Task to complete — In your copy of the data, include no pictures and alter nothing else.

Data excerpts —

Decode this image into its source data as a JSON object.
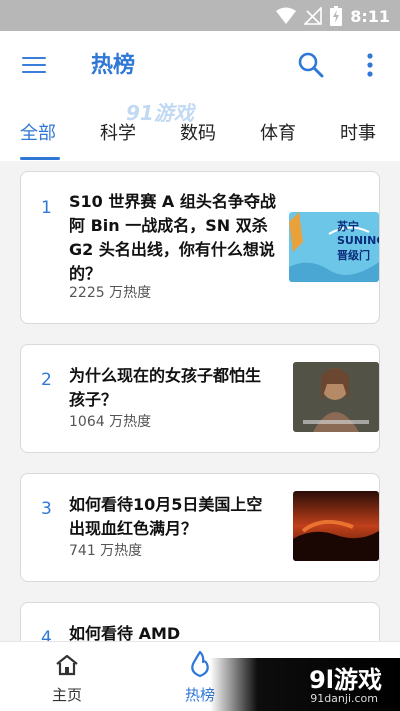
{
  "status": {
    "time": "8:11"
  },
  "header": {
    "title": "热榜"
  },
  "tabs": [
    {
      "label": "全部"
    },
    {
      "label": "科学"
    },
    {
      "label": "数码"
    },
    {
      "label": "体育"
    },
    {
      "label": "时事"
    }
  ],
  "watermark": {
    "top": "91游戏",
    "bottom_main": "9l游戏",
    "bottom_sub": "91danji.com"
  },
  "items": [
    {
      "rank": "1",
      "title": "S10 世界赛 A 组头名争夺战阿 Bin 一战成名，SN 双杀 G2 头名出线，你有什么想说的？",
      "heat": "2225 万热度",
      "thumb_text": "苏宁 SUNING 晋级门"
    },
    {
      "rank": "2",
      "title": "为什么现在的女孩子都怕生孩子？",
      "heat": "1064 万热度"
    },
    {
      "rank": "3",
      "title": "如何看待10月5日美国上空出现血红色满月？",
      "heat": "741 万热度"
    },
    {
      "rank": "4",
      "title": "如何看待 AMD"
    }
  ],
  "bottom_nav": [
    {
      "label": "主页",
      "icon": "home-icon"
    },
    {
      "label": "热榜",
      "icon": "flame-icon"
    }
  ],
  "colors": {
    "accent": "#2f78d6",
    "status_bar": "#b7b7b7"
  }
}
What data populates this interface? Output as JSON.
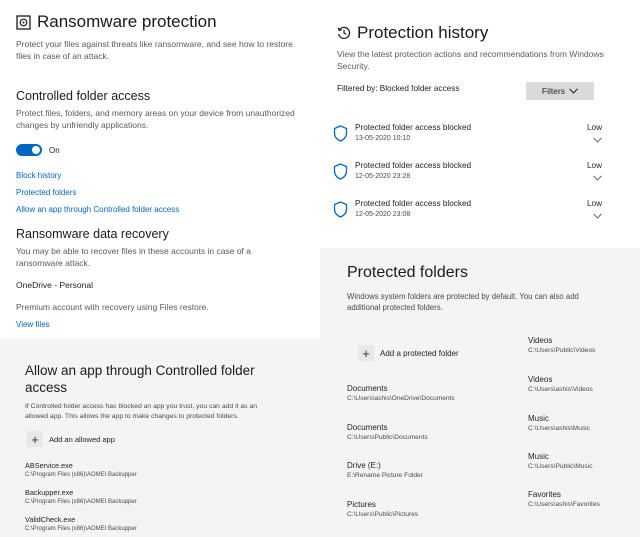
{
  "ransomware": {
    "title": "Ransomware protection",
    "description": "Protect your files against threats like ransomware, and see how to restore files in case of an attack.",
    "cfa_heading": "Controlled folder access",
    "cfa_description": "Protect files, folders, and memory areas on your device from unauthorized changes by unfriendly applications.",
    "toggle_label": "On",
    "links": [
      "Block history",
      "Protected folders",
      "Allow an app through Controlled folder access"
    ],
    "recovery_heading": "Ransomware data recovery",
    "recovery_description": "You may be able to recover files in these accounts in case of a ransomware attack.",
    "onedrive_label": "OneDrive - Personal",
    "premium_text": "Premium account with recovery using Files restore.",
    "view_files": "View files"
  },
  "history": {
    "title": "Protection history",
    "description": "View the latest protection actions and recommendations from Windows Security.",
    "filter_text": "Filtered by: Blocked folder access",
    "filters_button": "Filters",
    "items": [
      {
        "title": "Protected folder access blocked",
        "date": "13-05-2020 10:10",
        "severity": "Low"
      },
      {
        "title": "Protected folder access blocked",
        "date": "12-05-2020 23:28",
        "severity": "Low"
      },
      {
        "title": "Protected folder access blocked",
        "date": "12-05-2020 23:08",
        "severity": "Low"
      }
    ]
  },
  "allow_app": {
    "title_line1": "Allow an app through Controlled folder",
    "title_line2": "access",
    "description": "If Controlled folder access has blocked an app you trust, you can add it as an allowed app. This allows the app to make changes to protected folders.",
    "add_label": "Add an allowed app",
    "apps": [
      {
        "name": "ABService.exe",
        "path": "C:\\Program Files (x86)\\AOMEI Backupper"
      },
      {
        "name": "Backupper.exe",
        "path": "C:\\Program Files (x86)\\AOMEI Backupper"
      },
      {
        "name": "ValidCheck.exe",
        "path": "C:\\Program Files (x86)\\AOMEI Backupper"
      }
    ]
  },
  "protected_folders": {
    "title": "Protected folders",
    "description": "Windows system folders are protected by default. You can also add additional protected folders.",
    "add_label": "Add a protected folder",
    "left": [
      {
        "name": "Documents",
        "path": "C:\\Users\\ashis\\OneDrive\\Documents"
      },
      {
        "name": "Documents",
        "path": "C:\\Users\\Public\\Documents"
      },
      {
        "name": "Drive (E:)",
        "path": "E:\\Rename Picture Folder"
      },
      {
        "name": "Pictures",
        "path": "C:\\Users\\Public\\Pictures"
      }
    ],
    "right": [
      {
        "name": "Videos",
        "path": "C:\\Users\\Public\\Videos"
      },
      {
        "name": "Videos",
        "path": "C:\\Users\\ashis\\Videos"
      },
      {
        "name": "Music",
        "path": "C:\\Users\\ashis\\Music"
      },
      {
        "name": "Music",
        "path": "C:\\Users\\Public\\Music"
      },
      {
        "name": "Favorites",
        "path": "C:\\Users\\ashis\\Favorites"
      }
    ]
  }
}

Answer space —
Decode this image into its source data as a JSON object.
{
  "status": {
    "time": "8:11"
  },
  "header": {
    "title": "热榜"
  },
  "tabs": [
    {
      "label": "全部"
    },
    {
      "label": "科学"
    },
    {
      "label": "数码"
    },
    {
      "label": "体育"
    },
    {
      "label": "时事"
    }
  ],
  "watermark": {
    "top": "91游戏",
    "bottom_main": "9l游戏",
    "bottom_sub": "91danji.com"
  },
  "items": [
    {
      "rank": "1",
      "title": "S10 世界赛 A 组头名争夺战阿 Bin 一战成名，SN 双杀 G2 头名出线，你有什么想说的？",
      "heat": "2225 万热度",
      "thumb_text": "苏宁 SUNING 晋级门"
    },
    {
      "rank": "2",
      "title": "为什么现在的女孩子都怕生孩子？",
      "heat": "1064 万热度"
    },
    {
      "rank": "3",
      "title": "如何看待10月5日美国上空出现血红色满月？",
      "heat": "741 万热度"
    },
    {
      "rank": "4",
      "title": "如何看待 AMD"
    }
  ],
  "bottom_nav": [
    {
      "label": "主页",
      "icon": "home-icon"
    },
    {
      "label": "热榜",
      "icon": "flame-icon"
    }
  ],
  "colors": {
    "accent": "#2f78d6",
    "status_bar": "#b7b7b7"
  }
}
What data populates this interface? Output as JSON.
{
  "ransomware": {
    "title": "Ransomware protection",
    "description": "Protect your files against threats like ransomware, and see how to restore files in case of an attack.",
    "cfa_heading": "Controlled folder access",
    "cfa_description": "Protect files, folders, and memory areas on your device from unauthorized changes by unfriendly applications.",
    "toggle_label": "On",
    "links": [
      "Block history",
      "Protected folders",
      "Allow an app through Controlled folder access"
    ],
    "recovery_heading": "Ransomware data recovery",
    "recovery_description": "You may be able to recover files in these accounts in case of a ransomware attack.",
    "onedrive_label": "OneDrive - Personal",
    "premium_text": "Premium account with recovery using Files restore.",
    "view_files": "View files"
  },
  "history": {
    "title": "Protection history",
    "description": "View the latest protection actions and recommendations from Windows Security.",
    "filter_text": "Filtered by: Blocked folder access",
    "filters_button": "Filters",
    "items": [
      {
        "title": "Protected folder access blocked",
        "date": "13-05-2020 10:10",
        "severity": "Low"
      },
      {
        "title": "Protected folder access blocked",
        "date": "12-05-2020 23:28",
        "severity": "Low"
      },
      {
        "title": "Protected folder access blocked",
        "date": "12-05-2020 23:08",
        "severity": "Low"
      }
    ]
  },
  "allow_app": {
    "title_line1": "Allow an app through Controlled folder",
    "title_line2": "access",
    "description": "If Controlled folder access has blocked an app you trust, you can add it as an allowed app. This allows the app to make changes to protected folders.",
    "add_label": "Add an allowed app",
    "apps": [
      {
        "name": "ABService.exe",
        "path": "C:\\Program Files (x86)\\AOMEI Backupper"
      },
      {
        "name": "Backupper.exe",
        "path": "C:\\Program Files (x86)\\AOMEI Backupper"
      },
      {
        "name": "ValidCheck.exe",
        "path": "C:\\Program Files (x86)\\AOMEI Backupper"
      }
    ]
  },
  "protected_folders": {
    "title": "Protected folders",
    "description": "Windows system folders are protected by default. You can also add additional protected folders.",
    "add_label": "Add a protected folder",
    "left": [
      {
        "name": "Documents",
        "path": "C:\\Users\\ashis\\OneDrive\\Documents"
      },
      {
        "name": "Documents",
        "path": "C:\\Users\\Public\\Documents"
      },
      {
        "name": "Drive (E:)",
        "path": "E:\\Rename Picture Folder"
      },
      {
        "name": "Pictures",
        "path": "C:\\Users\\Public\\Pictures"
      }
    ],
    "right": [
      {
        "name": "Videos",
        "path": "C:\\Users\\Public\\Videos"
      },
      {
        "name": "Videos",
        "path": "C:\\Users\\ashis\\Videos"
      },
      {
        "name": "Music",
        "path": "C:\\Users\\ashis\\Music"
      },
      {
        "name": "Music",
        "path": "C:\\Users\\Public\\Music"
      },
      {
        "name": "Favorites",
        "path": "C:\\Users\\ashis\\Favorites"
      }
    ]
  }
}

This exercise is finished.